ABOUT THIS EXERCISE:
Could you reproduce every record below exactly, excluding all pictures?

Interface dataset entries
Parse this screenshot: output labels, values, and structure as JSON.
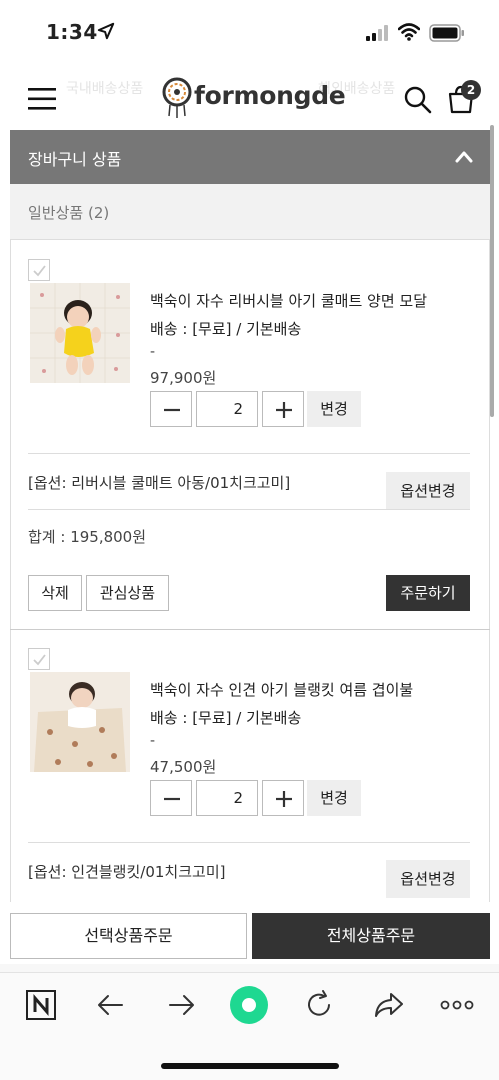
{
  "status_bar": {
    "time": "1:34"
  },
  "header": {
    "logo_text": "formongde",
    "ghost_left": "국내배송상품",
    "ghost_right": "해외배송상품",
    "cart_count": "2"
  },
  "cart": {
    "section_title": "장바구니 상품",
    "subsection_label": "일반상품 (2)",
    "items": [
      {
        "name": "백숙이 자수 리버시블 아기 쿨매트 양면 모달",
        "shipping": "배송 : [무료] / 기본배송",
        "dash": "-",
        "price": "97,900원",
        "quantity": "2",
        "change_label": "변경",
        "option_text": "[옵션: 리버시블 쿨매트 아동/01치크고미]",
        "option_change_label": "옵션변경",
        "total": "합계 : 195,800원",
        "delete_label": "삭제",
        "wishlist_label": "관심상품",
        "order_label": "주문하기"
      },
      {
        "name": "백숙이 자수 인견 아기 블랭킷 여름 겹이불",
        "shipping": "배송 : [무료] / 기본배송",
        "dash": "-",
        "price": "47,500원",
        "quantity": "2",
        "change_label": "변경",
        "option_text": "[옵션: 인견블랭킷/01치크고미]",
        "option_change_label": "옵션변경"
      }
    ]
  },
  "bottom_bar": {
    "selected_order": "선택상품주문",
    "all_order": "전체상품주문"
  },
  "browser_toolbar": {
    "icons": [
      "naver-n-icon",
      "back-arrow-icon",
      "forward-arrow-icon",
      "home-green-circle-icon",
      "reload-icon",
      "share-icon",
      "more-icon"
    ],
    "accent_color": "#1ed891"
  }
}
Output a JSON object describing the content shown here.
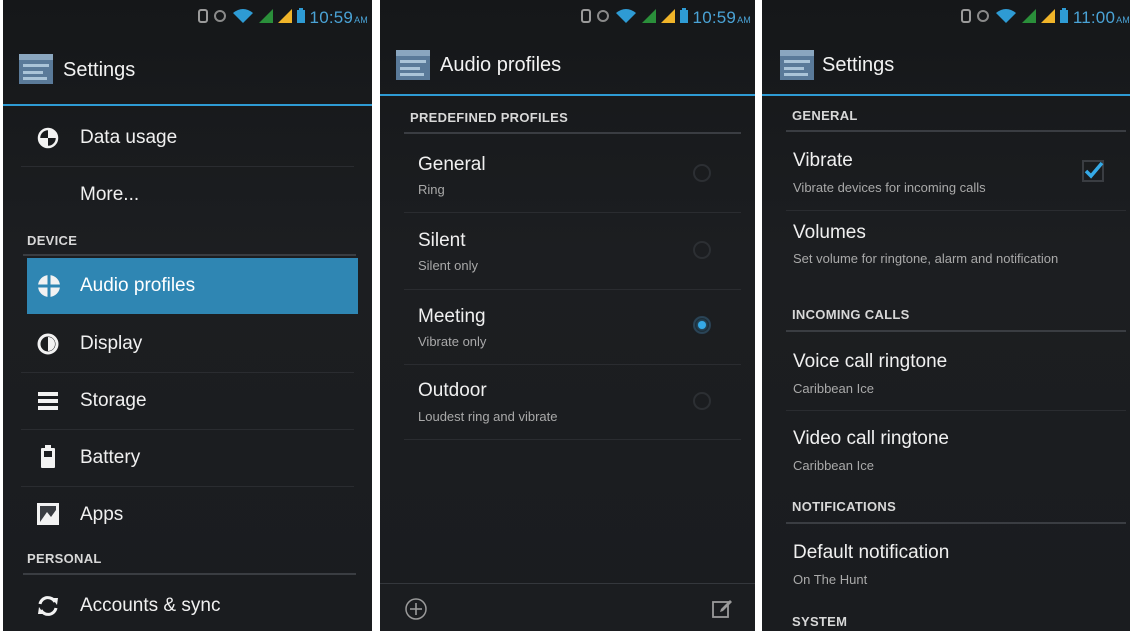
{
  "panel1": {
    "status": {
      "time": "10:59",
      "ampm": "AM"
    },
    "title": "Settings",
    "items": [
      {
        "label": "Data usage",
        "icon": "data-usage-icon"
      },
      {
        "label": "More..."
      }
    ],
    "section_device": "DEVICE",
    "device_items": [
      {
        "label": "Audio profiles",
        "icon": "audio-profiles-icon",
        "selected": true
      },
      {
        "label": "Display",
        "icon": "display-icon"
      },
      {
        "label": "Storage",
        "icon": "storage-icon"
      },
      {
        "label": "Battery",
        "icon": "battery-icon"
      },
      {
        "label": "Apps",
        "icon": "apps-icon"
      }
    ],
    "section_personal": "PERSONAL",
    "personal_items": [
      {
        "label": "Accounts & sync",
        "icon": "sync-icon"
      }
    ]
  },
  "panel2": {
    "status": {
      "time": "10:59",
      "ampm": "AM"
    },
    "title": "Audio profiles",
    "section": "PREDEFINED PROFILES",
    "profiles": [
      {
        "name": "General",
        "desc": "Ring",
        "selected": false
      },
      {
        "name": "Silent",
        "desc": "Silent only",
        "selected": false
      },
      {
        "name": "Meeting",
        "desc": "Vibrate only",
        "selected": true
      },
      {
        "name": "Outdoor",
        "desc": "Loudest ring and vibrate",
        "selected": false
      }
    ]
  },
  "panel3": {
    "status": {
      "time": "11:00",
      "ampm": "AM"
    },
    "title": "Settings",
    "section_general": "GENERAL",
    "vibrate": {
      "title": "Vibrate",
      "desc": "Vibrate devices for incoming calls",
      "checked": true
    },
    "volumes": {
      "title": "Volumes",
      "desc": "Set volume for ringtone, alarm and notification"
    },
    "section_incoming": "INCOMING CALLS",
    "voice": {
      "title": "Voice call ringtone",
      "desc": "Caribbean Ice"
    },
    "video": {
      "title": "Video call ringtone",
      "desc": "Caribbean Ice"
    },
    "section_notifications": "NOTIFICATIONS",
    "notification": {
      "title": "Default notification",
      "desc": "On The Hunt"
    },
    "section_system": "SYSTEM"
  },
  "colors": {
    "accent": "#2e9bd4",
    "selected_row": "#2f86b3",
    "status_time": "#4aa3d6",
    "signal": "#f0b429"
  }
}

ANSWER SPACE:
Parse this screenshot: output labels, values, and structure as JSON.
{
  "status_bar": {
    "time": "1:34"
  },
  "header": {
    "logo_text": "formongde",
    "ghost_left": "국내배송상품",
    "ghost_right": "해외배송상품",
    "cart_count": "2"
  },
  "cart": {
    "section_title": "장바구니 상품",
    "subsection_label": "일반상품 (2)",
    "items": [
      {
        "name": "백숙이 자수 리버시블 아기 쿨매트 양면 모달",
        "shipping": "배송 : [무료] / 기본배송",
        "dash": "-",
        "price": "97,900원",
        "quantity": "2",
        "change_label": "변경",
        "option_text": "[옵션: 리버시블 쿨매트 아동/01치크고미]",
        "option_change_label": "옵션변경",
        "total": "합계 : 195,800원",
        "delete_label": "삭제",
        "wishlist_label": "관심상품",
        "order_label": "주문하기"
      },
      {
        "name": "백숙이 자수 인견 아기 블랭킷 여름 겹이불",
        "shipping": "배송 : [무료] / 기본배송",
        "dash": "-",
        "price": "47,500원",
        "quantity": "2",
        "change_label": "변경",
        "option_text": "[옵션: 인견블랭킷/01치크고미]",
        "option_change_label": "옵션변경"
      }
    ]
  },
  "bottom_bar": {
    "selected_order": "선택상품주문",
    "all_order": "전체상품주문"
  },
  "browser_toolbar": {
    "icons": [
      "naver-n-icon",
      "back-arrow-icon",
      "forward-arrow-icon",
      "home-green-circle-icon",
      "reload-icon",
      "share-icon",
      "more-icon"
    ],
    "accent_color": "#1ed891"
  }
}
Output a JSON object describing the content shown here.
{
  "panel1": {
    "status": {
      "time": "10:59",
      "ampm": "AM"
    },
    "title": "Settings",
    "items": [
      {
        "label": "Data usage",
        "icon": "data-usage-icon"
      },
      {
        "label": "More..."
      }
    ],
    "section_device": "DEVICE",
    "device_items": [
      {
        "label": "Audio profiles",
        "icon": "audio-profiles-icon",
        "selected": true
      },
      {
        "label": "Display",
        "icon": "display-icon"
      },
      {
        "label": "Storage",
        "icon": "storage-icon"
      },
      {
        "label": "Battery",
        "icon": "battery-icon"
      },
      {
        "label": "Apps",
        "icon": "apps-icon"
      }
    ],
    "section_personal": "PERSONAL",
    "personal_items": [
      {
        "label": "Accounts & sync",
        "icon": "sync-icon"
      }
    ]
  },
  "panel2": {
    "status": {
      "time": "10:59",
      "ampm": "AM"
    },
    "title": "Audio profiles",
    "section": "PREDEFINED PROFILES",
    "profiles": [
      {
        "name": "General",
        "desc": "Ring",
        "selected": false
      },
      {
        "name": "Silent",
        "desc": "Silent only",
        "selected": false
      },
      {
        "name": "Meeting",
        "desc": "Vibrate only",
        "selected": true
      },
      {
        "name": "Outdoor",
        "desc": "Loudest ring and vibrate",
        "selected": false
      }
    ]
  },
  "panel3": {
    "status": {
      "time": "11:00",
      "ampm": "AM"
    },
    "title": "Settings",
    "section_general": "GENERAL",
    "vibrate": {
      "title": "Vibrate",
      "desc": "Vibrate devices for incoming calls",
      "checked": true
    },
    "volumes": {
      "title": "Volumes",
      "desc": "Set volume for ringtone, alarm and notification"
    },
    "section_incoming": "INCOMING CALLS",
    "voice": {
      "title": "Voice call ringtone",
      "desc": "Caribbean Ice"
    },
    "video": {
      "title": "Video call ringtone",
      "desc": "Caribbean Ice"
    },
    "section_notifications": "NOTIFICATIONS",
    "notification": {
      "title": "Default notification",
      "desc": "On The Hunt"
    },
    "section_system": "SYSTEM"
  },
  "colors": {
    "accent": "#2e9bd4",
    "selected_row": "#2f86b3",
    "status_time": "#4aa3d6",
    "signal": "#f0b429"
  }
}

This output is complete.